▸ PROBLEM STATEMENT
Copy each entry below exactly. No images.

########################################

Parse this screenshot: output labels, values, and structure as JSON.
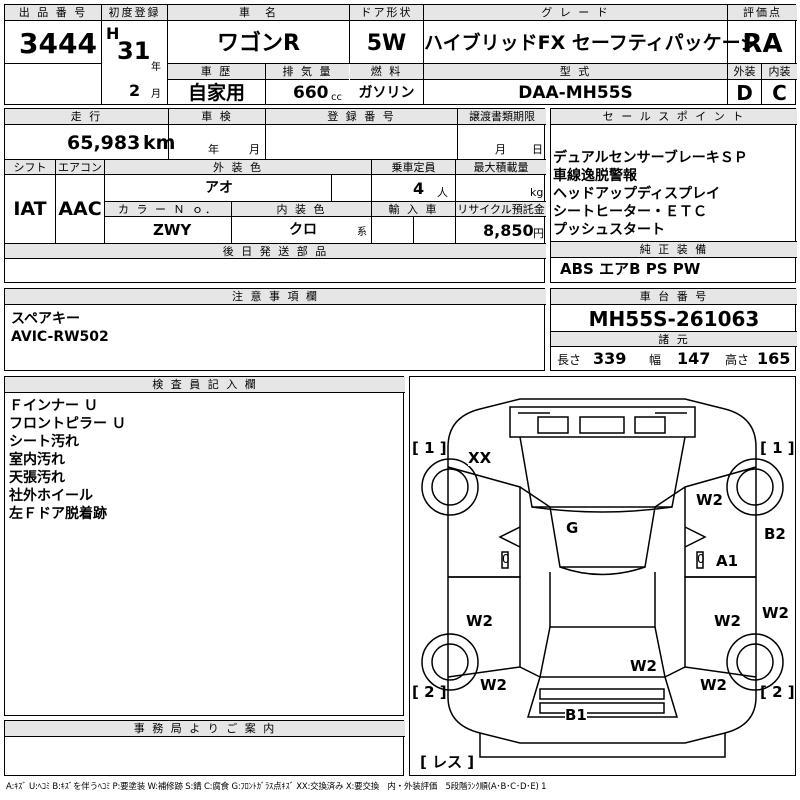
{
  "header_labels": {
    "lot_number": "出 品 番 号",
    "first_reg": "初度登録",
    "car_name": "車　名",
    "door": "ドア形状",
    "grade": "グ レ ー ド",
    "score": "評価点",
    "history": "車 歴",
    "displacement": "排 気 量",
    "fuel": "燃 料",
    "model_code": "型 式",
    "exterior": "外装",
    "interior": "内装"
  },
  "vehicle": {
    "lot_number": "3444",
    "era": "H",
    "year": "31",
    "year_unit": "年",
    "month": "2",
    "month_unit": "月",
    "car_name": "ワゴンR",
    "door": "5W",
    "grade": "ハイブリッドFX セーフティパッケージ",
    "score": "RA",
    "history": "自家用",
    "displacement": "660",
    "displacement_unit": "cc",
    "fuel": "ガソリン",
    "model_code": "DAA-MH55S",
    "exterior_grade": "D",
    "interior_grade": "C"
  },
  "row2_labels": {
    "mileage": "走 行",
    "inspection": "車 検",
    "registration": "登 録 番 号",
    "transfer_deadline": "譲渡書類期限",
    "sales_point": "セ ー ル ス ポ イ ン ト",
    "shift": "シフト",
    "aircon": "エアコン",
    "ext_color": "外 装 色",
    "capacity": "乗車定員",
    "max_load": "最大積載量",
    "color_no": "カ ラ ー Ｎ ｏ．",
    "int_color": "内 装 色",
    "import": "輸 入 車",
    "recycle": "リサイクル預託金",
    "later_parts": "後 日 発 送 部 品",
    "standard_equipment": "純 正 装 備"
  },
  "details": {
    "mileage": "65,983",
    "mileage_unit": "km",
    "inspection_year_unit": "年",
    "inspection_month_unit": "月",
    "transfer_month_unit": "月",
    "transfer_day_unit": "日",
    "shift": "IAT",
    "aircon": "AAC",
    "ext_color": "アオ",
    "capacity": "4",
    "capacity_unit": "人",
    "max_load_unit": "kg",
    "color_no": "ZWY",
    "int_color": "クロ",
    "int_color_suffix": "系",
    "recycle": "8,850",
    "recycle_unit": "円"
  },
  "sales_points": [
    "デュアルセンサーブレーキＳＰ",
    "車線逸脱警報",
    "ヘッドアップディスプレイ",
    "シートヒーター・ＥＴＣ",
    "プッシュスタート"
  ],
  "standard_equipment": "ABS エアB PS PW",
  "notes": {
    "label": "注 意 事 項 欄",
    "lines": [
      "スペアキー",
      "AVIC-RW502"
    ]
  },
  "chassis": {
    "label": "車 台 番 号",
    "number": "MH55S-261063",
    "dims_label": "諸 元",
    "length_label": "長さ",
    "length": "339",
    "width_label": "幅",
    "width": "147",
    "height_label": "高さ",
    "height": "165"
  },
  "inspector": {
    "label": "検 査 員 記 入 欄",
    "lines": [
      "Ｆインナー Ｕ",
      "フロントピラー Ｕ",
      "シート汚れ",
      "室内汚れ",
      "天張汚れ",
      "社外ホイール",
      "左Ｆドア脱着跡"
    ]
  },
  "office": {
    "label": "事 務 局 よ り ご 案 内"
  },
  "diagram": {
    "bracket_1_left": "[ 1 ]",
    "bracket_1_right": "[ 1 ]",
    "bracket_2_left": "[ 2 ]",
    "bracket_2_right": "[ 2 ]",
    "bracket_res": "[ レス ]",
    "marks": [
      "XX",
      "G",
      "W2",
      "B2",
      "A1",
      "W2",
      "W2",
      "W2",
      "W2",
      "W2",
      "W2",
      "W2",
      "B1"
    ],
    "zero": "0"
  },
  "legend": "A:ｷｽﾞ U:ﾍｺﾐ B:ｷｽﾞを伴うﾍｺﾐ P:要塗装 W:補修跡 S:錆 C:腐食 G:ﾌﾛﾝﾄｶﾞﾗｽ点ｷｽﾞ XX:交換済み X:要交換　内・外装評価　5段階ﾗﾝｸ順(A･B･C･D･E) 1"
}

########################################

▸ EXERCISE SOLUTION
Parse this screenshot: output labels, values, and structure as JSON.
{
  "header_labels": {
    "lot_number": "出 品 番 号",
    "first_reg": "初度登録",
    "car_name": "車　名",
    "door": "ドア形状",
    "grade": "グ レ ー ド",
    "score": "評価点",
    "history": "車 歴",
    "displacement": "排 気 量",
    "fuel": "燃 料",
    "model_code": "型 式",
    "exterior": "外装",
    "interior": "内装"
  },
  "vehicle": {
    "lot_number": "3444",
    "era": "H",
    "year": "31",
    "year_unit": "年",
    "month": "2",
    "month_unit": "月",
    "car_name": "ワゴンR",
    "door": "5W",
    "grade": "ハイブリッドFX セーフティパッケージ",
    "score": "RA",
    "history": "自家用",
    "displacement": "660",
    "displacement_unit": "cc",
    "fuel": "ガソリン",
    "model_code": "DAA-MH55S",
    "exterior_grade": "D",
    "interior_grade": "C"
  },
  "row2_labels": {
    "mileage": "走 行",
    "inspection": "車 検",
    "registration": "登 録 番 号",
    "transfer_deadline": "譲渡書類期限",
    "sales_point": "セ ー ル ス ポ イ ン ト",
    "shift": "シフト",
    "aircon": "エアコン",
    "ext_color": "外 装 色",
    "capacity": "乗車定員",
    "max_load": "最大積載量",
    "color_no": "カ ラ ー Ｎ ｏ．",
    "int_color": "内 装 色",
    "import": "輸 入 車",
    "recycle": "リサイクル預託金",
    "later_parts": "後 日 発 送 部 品",
    "standard_equipment": "純 正 装 備"
  },
  "details": {
    "mileage": "65,983",
    "mileage_unit": "km",
    "inspection_year_unit": "年",
    "inspection_month_unit": "月",
    "transfer_month_unit": "月",
    "transfer_day_unit": "日",
    "shift": "IAT",
    "aircon": "AAC",
    "ext_color": "アオ",
    "capacity": "4",
    "capacity_unit": "人",
    "max_load_unit": "kg",
    "color_no": "ZWY",
    "int_color": "クロ",
    "int_color_suffix": "系",
    "recycle": "8,850",
    "recycle_unit": "円"
  },
  "sales_points": [
    "デュアルセンサーブレーキＳＰ",
    "車線逸脱警報",
    "ヘッドアップディスプレイ",
    "シートヒーター・ＥＴＣ",
    "プッシュスタート"
  ],
  "standard_equipment": "ABS エアB PS PW",
  "notes": {
    "label": "注 意 事 項 欄",
    "lines": [
      "スペアキー",
      "AVIC-RW502"
    ]
  },
  "chassis": {
    "label": "車 台 番 号",
    "number": "MH55S-261063",
    "dims_label": "諸 元",
    "length_label": "長さ",
    "length": "339",
    "width_label": "幅",
    "width": "147",
    "height_label": "高さ",
    "height": "165"
  },
  "inspector": {
    "label": "検 査 員 記 入 欄",
    "lines": [
      "Ｆインナー Ｕ",
      "フロントピラー Ｕ",
      "シート汚れ",
      "室内汚れ",
      "天張汚れ",
      "社外ホイール",
      "左Ｆドア脱着跡"
    ]
  },
  "office": {
    "label": "事 務 局 よ り ご 案 内"
  },
  "diagram": {
    "bracket_1_left": "[ 1 ]",
    "bracket_1_right": "[ 1 ]",
    "bracket_2_left": "[ 2 ]",
    "bracket_2_right": "[ 2 ]",
    "bracket_res": "[ レス ]",
    "marks": [
      "XX",
      "G",
      "W2",
      "B2",
      "A1",
      "W2",
      "W2",
      "W2",
      "W2",
      "W2",
      "W2",
      "W2",
      "B1"
    ],
    "zero": "0"
  },
  "legend": "A:ｷｽﾞ U:ﾍｺﾐ B:ｷｽﾞを伴うﾍｺﾐ P:要塗装 W:補修跡 S:錆 C:腐食 G:ﾌﾛﾝﾄｶﾞﾗｽ点ｷｽﾞ XX:交換済み X:要交換　内・外装評価　5段階ﾗﾝｸ順(A･B･C･D･E) 1"
}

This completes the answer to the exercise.